1. Introduction
2. The School Leaving Age in International Perspective
3. Framework for ROSLA: Establishing Compulsion
4. ROSLA and the Emergence of Secondary Education
5. Forward With ROSLA, 1951-1964
6. Waiting for ROSLA, 1964-1968
7. Preparing for ROSLA, 1968-1972
8. Achieving ROSLA
9. Raising the Participation Age: Policy Learning from the Past?
10. Conclusion

Editorial Reviews
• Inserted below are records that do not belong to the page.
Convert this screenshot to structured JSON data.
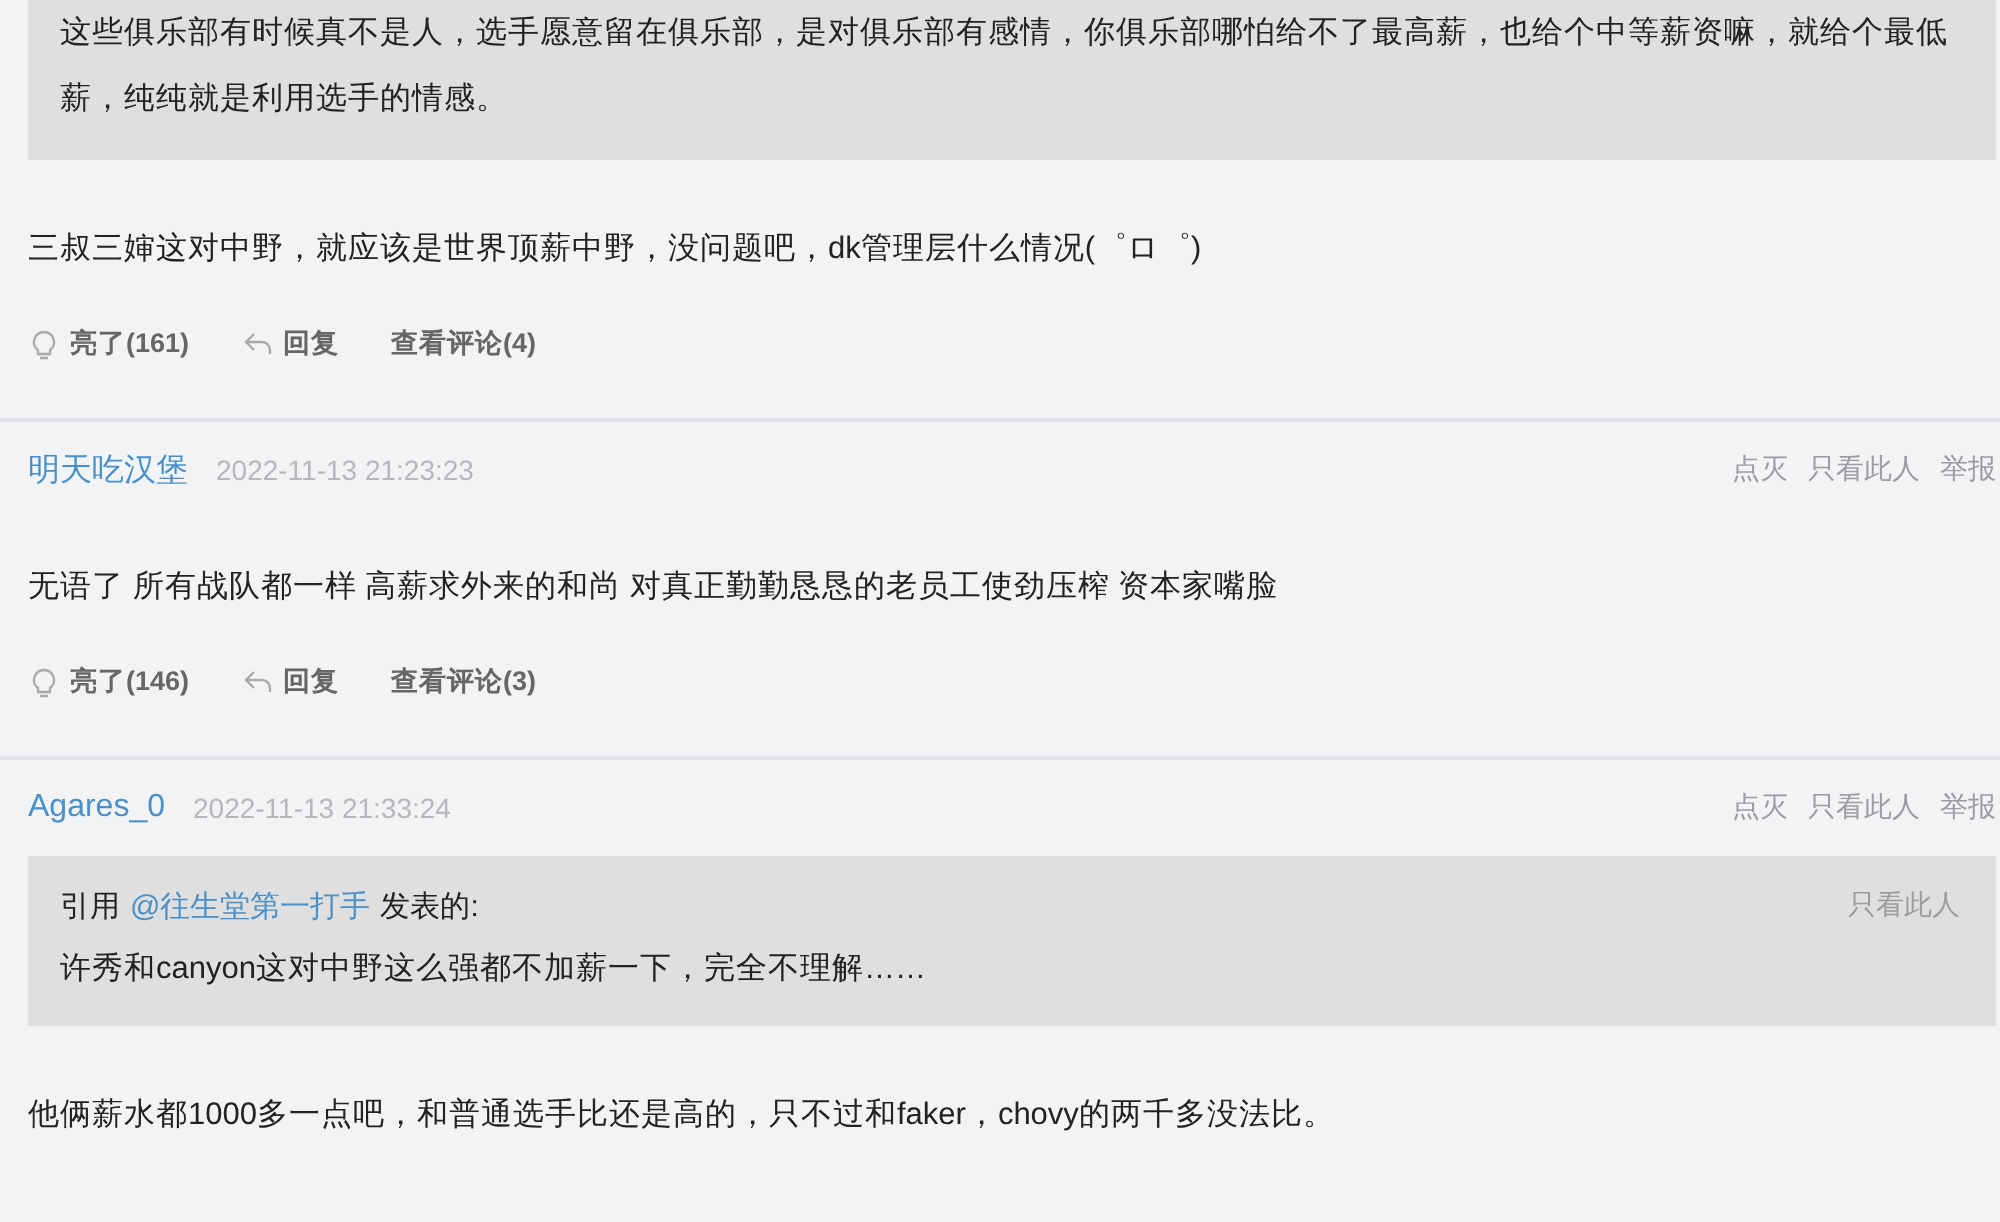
{
  "posts": [
    {
      "quote": {
        "text": "这些俱乐部有时候真不是人，选手愿意留在俱乐部，是对俱乐部有感情，你俱乐部哪怕给不了最高薪，也给个中等薪资嘛，就给个最低薪，纯纯就是利用选手的情感。"
      },
      "body": "三叔三婶这对中野，就应该是世界顶薪中野，没问题吧，dk管理层什么情况(゜ロ゜)",
      "footer": {
        "light": "亮了(161)",
        "reply": "回复",
        "comments": "查看评论(4)"
      }
    },
    {
      "header": {
        "user": "明天吃汉堡",
        "time": "2022-11-13 21:23:23",
        "links": [
          "点灭",
          "只看此人",
          "举报"
        ]
      },
      "body": "无语了 所有战队都一样 高薪求外来的和尚 对真正勤勤恳恳的老员工使劲压榨 资本家嘴脸",
      "footer": {
        "light": "亮了(146)",
        "reply": "回复",
        "comments": "查看评论(3)"
      }
    },
    {
      "header": {
        "user": "Agares_0",
        "time": "2022-11-13 21:33:24",
        "links": [
          "点灭",
          "只看此人",
          "举报"
        ]
      },
      "quote": {
        "cite_prefix": "引用",
        "author": "@往生堂第一打手",
        "cite_suffix": "发表的:",
        "only_this": "只看此人",
        "text": "许秀和canyon这对中野这么强都不加薪一下，完全不理解……"
      },
      "body": "他俩薪水都1000多一点吧，和普通选手比还是高的，只不过和faker，chovy的两千多没法比。"
    }
  ]
}
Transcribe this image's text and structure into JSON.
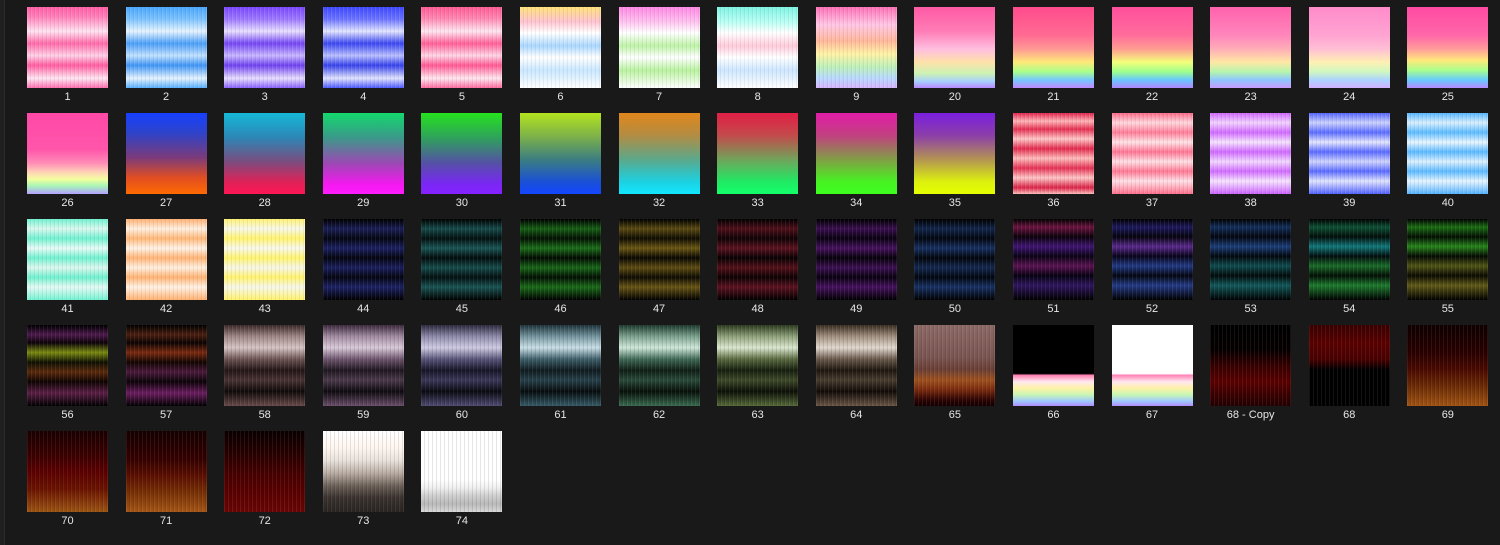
{
  "window": {
    "items": [
      {
        "label": "1",
        "bg": "linear-gradient(180deg,#ff5fa5 0%,#ff7fb8 12%,#ffe3f0 30%,#ff6aa9 45%,#ffd0e6 60%,#ff5da0 72%,#ffe6f2 88%,#ff6fb0 100%)",
        "tex": "wave"
      },
      {
        "label": "2",
        "bg": "linear-gradient(180deg,#4aa7ff 0%,#7cc3ff 15%,#e5f3ff 30%,#4a9ef8 45%,#bfe0ff 60%,#3f95f5 72%,#e3f2ff 88%,#57afff 100%)",
        "tex": "wave"
      },
      {
        "label": "3",
        "bg": "linear-gradient(180deg,#7a48ff 0%,#9d78ff 15%,#e7deff 30%,#7446f4 45%,#c7b6ff 60%,#6f42ef 72%,#e6ddff 88%,#8a60ff 100%)",
        "tex": "wave"
      },
      {
        "label": "4",
        "bg": "linear-gradient(180deg,#3f49ff 0%,#6a73ff 15%,#e2e5ff 30%,#3a47f0 45%,#b9bfff 60%,#3643ea 72%,#e0e3ff 88%,#4d59ff 100%)",
        "tex": "wave"
      },
      {
        "label": "5",
        "bg": "linear-gradient(180deg,#ff5a95 0%,#ff86b2 14%,#ffe5ef 30%,#ff5f98 45%,#ffd4e5 60%,#ff5a93 72%,#ffe6ef 88%,#ff6b9f 100%)",
        "tex": "wave"
      },
      {
        "label": "6",
        "bg": "linear-gradient(180deg,#ffe27a 0%,#ffc2cf 18%,#ffffff 32%,#a9d7ff 48%,#ffffff 62%,#c9e7ff 78%,#ffffff 100%)",
        "tex": "wave"
      },
      {
        "label": "7",
        "bg": "linear-gradient(180deg,#ff88e4 0%,#ffc1ef 18%,#ffffff 32%,#bdf3a6 48%,#ffffff 62%,#b9f29f 78%,#ffffff 100%)",
        "tex": "wave"
      },
      {
        "label": "8",
        "bg": "linear-gradient(180deg,#7ef2e2 0%,#b8fff4 18%,#ffffff 32%,#ffcadb 48%,#ffffff 62%,#cde6ff 78%,#ffffff 100%)",
        "tex": "wave"
      },
      {
        "label": "9",
        "bg": "linear-gradient(180deg,#ff6fb6 0%,#ffc6e5 22%,#ffb79a 42%,#fff2a5 58%,#bdf0b9 74%,#b8d8ff 88%,#d6b4ff 100%)",
        "tex": "wave"
      },
      {
        "label": "20",
        "bg": "linear-gradient(180deg,#ff5aa5 0%,#ff7db6 30%,#ffbfe0 52%,#ffe1a9 68%,#ccf2b3 82%,#a8cfff 92%,#b888ff 100%)",
        "tex": ""
      },
      {
        "label": "21",
        "bg": "linear-gradient(180deg,#ff4b8d 0%,#ff6b93 35%,#ff9a95 52%,#ffe978 68%,#a8ff8a 80%,#75c8ff 90%,#c089ff 100%)",
        "tex": ""
      },
      {
        "label": "22",
        "bg": "linear-gradient(180deg,#ff4f9c 0%,#ff6d9b 35%,#ff9e92 52%,#f4ff7a 68%,#9dff8c 80%,#68c7ff 90%,#b286ff 100%)",
        "tex": ""
      },
      {
        "label": "23",
        "bg": "linear-gradient(180deg,#ff62ac 0%,#ff86bb 35%,#ffaeb8 52%,#ffe7a4 68%,#b5f5ad 80%,#8fc6ff 90%,#c99cff 100%)",
        "tex": ""
      },
      {
        "label": "24",
        "bg": "linear-gradient(180deg,#ff8bca 0%,#ffa4d2 35%,#ffbfd4 52%,#fff0b3 68%,#cff7c0 80%,#acd4ff 90%,#d2b0ff 100%)",
        "tex": ""
      },
      {
        "label": "25",
        "bg": "linear-gradient(180deg,#ff4aa2 0%,#ff67a9 35%,#ff9d9a 52%,#ffe97b 66%,#a9ff8b 78%,#68cbff 90%,#b689ff 100%)",
        "tex": ""
      },
      {
        "label": "26",
        "bg": "linear-gradient(180deg,#ff48a8 0%,#ff56aa 45%,#ff8db7 62%,#ffd8b5 74%,#f3ff9f 82%,#a7f5b6 90%,#b4a0ff 100%)",
        "tex": ""
      },
      {
        "label": "27",
        "bg": "linear-gradient(180deg,#1640ff 0%,#2f43c8 25%,#7b3b7a 55%,#e14e22 80%,#ff6a00 100%)",
        "tex": ""
      },
      {
        "label": "28",
        "bg": "linear-gradient(180deg,#16b9d8 0%,#2c86b6 30%,#7a4d7f 60%,#de2257 85%,#ff1555 100%)",
        "tex": ""
      },
      {
        "label": "29",
        "bg": "linear-gradient(180deg,#13d86c 0%,#3a9a89 30%,#9b49b3 62%,#f319ef 88%,#ff1cff 100%)",
        "tex": ""
      },
      {
        "label": "30",
        "bg": "linear-gradient(180deg,#26e21e 0%,#2ea35a 30%,#5550a6 62%,#7a27f5 88%,#8622ff 100%)",
        "tex": ""
      },
      {
        "label": "31",
        "bg": "linear-gradient(180deg,#b2e31e 0%,#7fb348 28%,#3b7d82 58%,#1a50d6 85%,#1446ff 100%)",
        "tex": ""
      },
      {
        "label": "32",
        "bg": "linear-gradient(180deg,#e1871b 0%,#b18c44 28%,#5aa98d 58%,#1cd1e1 85%,#12e7ff 100%)",
        "tex": ""
      },
      {
        "label": "33",
        "bg": "linear-gradient(180deg,#e21f46 0%,#c24b4b 28%,#6fa55b 58%,#20ea63 85%,#14ff6a 100%)",
        "tex": ""
      },
      {
        "label": "34",
        "bg": "linear-gradient(180deg,#e21ca8 0%,#c0417f 28%,#80a044 58%,#47f222 85%,#3cff1f 100%)",
        "tex": ""
      },
      {
        "label": "35",
        "bg": "linear-gradient(180deg,#7a1fe0 0%,#8c3fa8 28%,#b49650 58%,#dcf10e 85%,#e6ff00 100%)",
        "tex": ""
      },
      {
        "label": "36",
        "bg": "linear-gradient(180deg,#e2254e 0%,#ffb4b7 10%,#e43152 20%,#ffc6c7 32%,#e12a4d 44%,#ffbcbc 56%,#e43254 68%,#ffc5c5 80%,#d92448 92%,#ffbdbd 100%)",
        "tex": "wave"
      },
      {
        "label": "37",
        "bg": "linear-gradient(180deg,#ff6a8a 0%,#ffd7dd 12%,#ff7d98 24%,#ffe3e6 36%,#ff7594 48%,#ffdfe4 60%,#ff7893 72%,#ffe0e6 84%,#ff6f8c 100%)",
        "tex": "wave"
      },
      {
        "label": "38",
        "bg": "linear-gradient(180deg,#d168ff 0%,#f2d2ff 12%,#d06bff 24%,#f6e3ff 36%,#cf69ff 48%,#f2d7ff 60%,#d06cff 72%,#f6e3ff 84%,#cc63ff 100%)",
        "tex": "wave"
      },
      {
        "label": "39",
        "bg": "linear-gradient(180deg,#5566ff 0%,#cbd1ff 12%,#5a6bff 24%,#e3e6ff 36%,#5969ff 48%,#cfd4ff 60%,#5a6aff 72%,#e0e4ff 84%,#5262ff 100%)",
        "tex": "wave"
      },
      {
        "label": "40",
        "bg": "linear-gradient(180deg,#56b7ff 0%,#d7efff 12%,#5cbbff 24%,#e7f6ff 36%,#5ab9ff 48%,#dcf0ff 60%,#5bb9ff 72%,#e5f5ff 84%,#53b2ff 100%)",
        "tex": "wave"
      },
      {
        "label": "41",
        "bg": "linear-gradient(180deg,#6ff1d0 0%,#d9f8ef 12%,#6ff0cf 24%,#e7fbf6 36%,#6ff0cf 48%,#dcf7ef 60%,#6ef0ce 72%,#e4f9f4 84%,#73f2d2 100%)",
        "tex": "wave"
      },
      {
        "label": "42",
        "bg": "linear-gradient(180deg,#ffb071 0%,#fff0e1 12%,#ffb677 24%,#fff2e6 36%,#ffb374 48%,#ffefdf 60%,#ffb272 72%,#fff1e4 84%,#ffb06f 100%)",
        "tex": "wave"
      },
      {
        "label": "43",
        "bg": "linear-gradient(180deg,#fff271 0%,#f7f7e8 12%,#fff36e 24%,#f8f8ec 36%,#fff36d 48%,#f6f6e7 60%,#fff26d 72%,#f7f7ea 84%,#fff16c 100%)",
        "tex": "wave"
      },
      {
        "label": "44",
        "bg": "linear-gradient(180deg,#000000 0%,#1a1f55 12%,#050612 24%,#1b2160 36%,#04050f 48%,#1a1f5b 60%,#050611 72%,#1c2262 84%,#000000 100%)",
        "tex": "dark"
      },
      {
        "label": "45",
        "bg": "linear-gradient(180deg,#000000 0%,#174a4a 12%,#031010 24%,#1b5555 36%,#020c0c 48%,#174b4b 60%,#031010 72%,#1a5353 84%,#000000 100%)",
        "tex": "dark"
      },
      {
        "label": "46",
        "bg": "linear-gradient(180deg,#000000 0%,#175f16 12%,#031103 24%,#1c6e1a 36%,#020b02 48%,#186518 60%,#031003 72%,#1b6b19 84%,#000000 100%)",
        "tex": "dark"
      },
      {
        "label": "47",
        "bg": "linear-gradient(180deg,#000000 0%,#5a4a12 12%,#0f0c02 24%,#6a5714 36%,#090701 48%,#5d4c12 60%,#0e0b02 72%,#675515 84%,#000000 100%)",
        "tex": "dark"
      },
      {
        "label": "48",
        "bg": "linear-gradient(180deg,#000000 0%,#4f0f1a 12%,#0f0205 24%,#5c1220 36%,#090103 48%,#531019 60%,#0e0204 72%,#5b1220 84%,#000000 100%)",
        "tex": "dark"
      },
      {
        "label": "49",
        "bg": "linear-gradient(180deg,#000000 0%,#3a0f4f 12%,#0a0212 24%,#46125e 36%,#07020b 48%,#3c1052 60%,#0a0211 72%,#46125f 84%,#000000 100%)",
        "tex": "dark"
      },
      {
        "label": "50",
        "bg": "linear-gradient(180deg,#000000 0%,#12254a 12%,#020710 24%,#173061 36%,#02060c 48%,#13284f 60%,#020710 72%,#183163 84%,#000000 100%)",
        "tex": "dark"
      },
      {
        "label": "51",
        "bg": "linear-gradient(180deg,#000000 0%,#6b1440 10%,#0b020a 22%,#3f1473 34%,#0a0314 46%,#5a1252 58%,#070212 70%,#2f165e 82%,#000000 100%)",
        "tex": "dark"
      },
      {
        "label": "52",
        "bg": "linear-gradient(180deg,#000000 0%,#1d1a5c 10%,#05040e 22%,#5a2a8c 34%,#08041a 46%,#223a84 58%,#040611 70%,#243b85 82%,#000000 100%)",
        "tex": "dark"
      },
      {
        "label": "53",
        "bg": "linear-gradient(180deg,#000000 0%,#132f5a 10%,#030610 22%,#1b3e78 34%,#02080e 46%,#0f4b4f 58%,#020b0b 70%,#12585a 82%,#000000 100%)",
        "tex": "dark"
      },
      {
        "label": "54",
        "bg": "linear-gradient(180deg,#000000 0%,#0e4f35 10%,#020e09 22%,#12777a 34%,#020d0e 46%,#1a6b2a 58%,#030f05 70%,#1e7a2e 82%,#000000 100%)",
        "tex": "dark"
      },
      {
        "label": "55",
        "bg": "linear-gradient(180deg,#000000 0%,#1c6e14 10%,#030f02 22%,#27841b 34%,#040b02 46%,#4e5415 58%,#0b0b02 70%,#5f5a17 82%,#000000 100%)",
        "tex": "dark"
      },
      {
        "label": "56",
        "bg": "linear-gradient(180deg,#000000 0%,#4b1a4b 12%,#0b0208 22%,#7a8a12 34%,#0f1002 46%,#5a2a0c 58%,#0e0402 70%,#5a1f45 84%,#000000 100%)",
        "tex": "dark"
      },
      {
        "label": "57",
        "bg": "linear-gradient(180deg,#000000 0%,#4b1e10 12%,#0c0403 22%,#7a2a10 34%,#120502 46%,#4a1a3b 58%,#0c0308 70%,#6a1d5e 84%,#000000 100%)",
        "tex": "dark"
      },
      {
        "label": "58",
        "bg": "linear-gradient(180deg,#3c2a2a 0%,#9f8686 14%,#d6c3c3 28%,#6e5454 42%,#231616 56%,#4a3333 68%,#0f0a0a 82%,#6a4a4a 100%)",
        "tex": "dark"
      },
      {
        "label": "59",
        "bg": "linear-gradient(180deg,#3c2a3c 0%,#a08aa0 14%,#d8c9d8 28%,#6e566e 42%,#1f1720 56%,#4b3a4b 68%,#0f0b10 82%,#6a4f6a 100%)",
        "tex": "dark"
      },
      {
        "label": "60",
        "bg": "linear-gradient(180deg,#2d2a3f 0%,#8c88a8 14%,#cfcbe3 28%,#58557a 42%,#161526 56%,#3b3858 68%,#0a0a12 82%,#4f4c72 100%)",
        "tex": "dark"
      },
      {
        "label": "61",
        "bg": "linear-gradient(180deg,#1e343c 0%,#74939c 14%,#c9dfe6 28%,#3f5f6a 42%,#0f1b1f 56%,#27414a 68%,#070d0f 82%,#365a66 100%)",
        "tex": "dark"
      },
      {
        "label": "62",
        "bg": "linear-gradient(180deg,#1e3a2e 0%,#7aa08c 14%,#cfe7d9 28%,#406a56 42%,#0f1e16 56%,#2a4a3a 68%,#071009 82%,#3a6a50 100%)",
        "tex": "dark"
      },
      {
        "label": "63",
        "bg": "linear-gradient(180deg,#2c3a1e 0%,#8ea07a 14%,#dbe7cf 28%,#5a6a40 42%,#161e0f 56%,#3f4a2a 68%,#0c1007 82%,#56693a 100%)",
        "tex": "dark"
      },
      {
        "label": "64",
        "bg": "linear-gradient(180deg,#3a2e22 0%,#a08f7f 14%,#e2d8cf 28%,#6a5a4c 42%,#1e1710 56%,#4a3d30 68%,#100b07 82%,#6a5646 100%)",
        "tex": "dark"
      },
      {
        "label": "65",
        "bg": "linear-gradient(180deg,#8d6a66 0%,#7a5652 40%,#6b4035 55%,#a0521f 68%,#7a2a0f 80%,#300504 92%,#120000 100%)",
        "tex": "dark"
      },
      {
        "label": "66",
        "bg": "linear-gradient(180deg,#000000 0%,#000000 60%,#ff7fb0 62%,#ffe9f0 70%,#fff2a6 78%,#c9f6b5 86%,#9fc8ff 94%,#b08cff 100%)",
        "tex": ""
      },
      {
        "label": "67",
        "bg": "linear-gradient(180deg,#ffffff 0%,#ffffff 60%,#ff84b6 62%,#ffe7f0 70%,#fff1a7 78%,#c7f7b3 86%,#9fc8ff 94%,#b38dff 100%)",
        "tex": ""
      },
      {
        "label": "68 - Copy",
        "bg": "linear-gradient(180deg,#000000 0%,#050000 30%,#3a0000 52%,#5a0000 70%,#3a0000 86%,#220000 100%)",
        "tex": "dark"
      },
      {
        "label": "68",
        "bg": "linear-gradient(180deg,#3a0000 0%,#5a0000 22%,#4a0000 42%,#000000 55%,#000000 100%)",
        "tex": "dark"
      },
      {
        "label": "69",
        "bg": "linear-gradient(180deg,#0f0000 0%,#2a0000 35%,#4a0a00 55%,#6a2a05 75%,#a05312 100%)",
        "tex": "dark"
      },
      {
        "label": "70",
        "bg": "linear-gradient(180deg,#1a0000 0%,#3a0000 30%,#5a0000 50%,#6a1400 72%,#9c5512 100%)",
        "tex": "dark"
      },
      {
        "label": "71",
        "bg": "linear-gradient(180deg,#150000 0%,#350000 35%,#5a0f00 55%,#7a3306 78%,#a65616 100%)",
        "tex": "dark"
      },
      {
        "label": "72",
        "bg": "linear-gradient(180deg,#0a0000 0%,#2a0000 30%,#4a0000 55%,#5a0000 75%,#6a0505 100%)",
        "tex": "dark"
      },
      {
        "label": "73",
        "bg": "linear-gradient(180deg,#ffffff 0%,#fff6f0 20%,#e9e3dd 36%,#b8aca2 52%,#6a5f57 68%,#3a332f 82%,#2a2522 100%)",
        "tex": "dark"
      },
      {
        "label": "74",
        "bg": "linear-gradient(180deg,#ffffff 0%,#ffffff 60%,#f0f0f0 70%,#cfcfcf 80%,#b9b9b9 90%,#d8d8d8 100%)",
        "tex": "dark"
      }
    ]
  }
}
"This is an excellent historical analysis of a much neglected, yet extremely important field of research. It speaks to both historians and policy makers. It is exceptionally well written, extensively researched and highly readable. One of its most attractive features is its comparative dimension, stimulating one to cogitate engagement in similar research across a range of other countries." - Tom O'Donoghue, Winthrop Professor, Graduate School of Education, The University of Western Australia"This book provides the first comprehensive historical study of debates about raising the school-leaving age. The authors show that the upward expansion of compulsory schooling, which from a distance seems like a steady and unavoidable development for all modernizing countries, has been both episodic and continually contested in the UK over the years. Their analysis provides a window on the complex and contradictory social purposes that policymakers have sought to accomplish through universal schooling – everything from building a nation to expanding social opportunity, reengineering working class culture, incorporating immigrants, preserving social order, and promoting economic growth." - David F. Labaree, Professor, Stanford University Graduate School of Education, USA"Compulsory education has become an important element of the evaluation of the human development of nations. In Brazil, for example, there have been many disputes concerning the power of the state to impose the boundaries of schooling. Arguing that the expansion of compulsory education represents a fundamental social transformation of the modern world, this new book by Tom Woodin, Gary McCulloch and Steven Cowan builds a comprehensive narrative of the raising of the school-leaving age in England and allows those from other countries, like Brazil, to compare the British history of schooling to their own in order to understand the contrasts that the diverse adhesion to compulsory education produced in each country. I believe it's an essential book for people of all nationalities who seek to understand the past and present of schooling in its relation to society." – Diana Vidal, Professor of the History of Education, University of São Paulo, Brazil.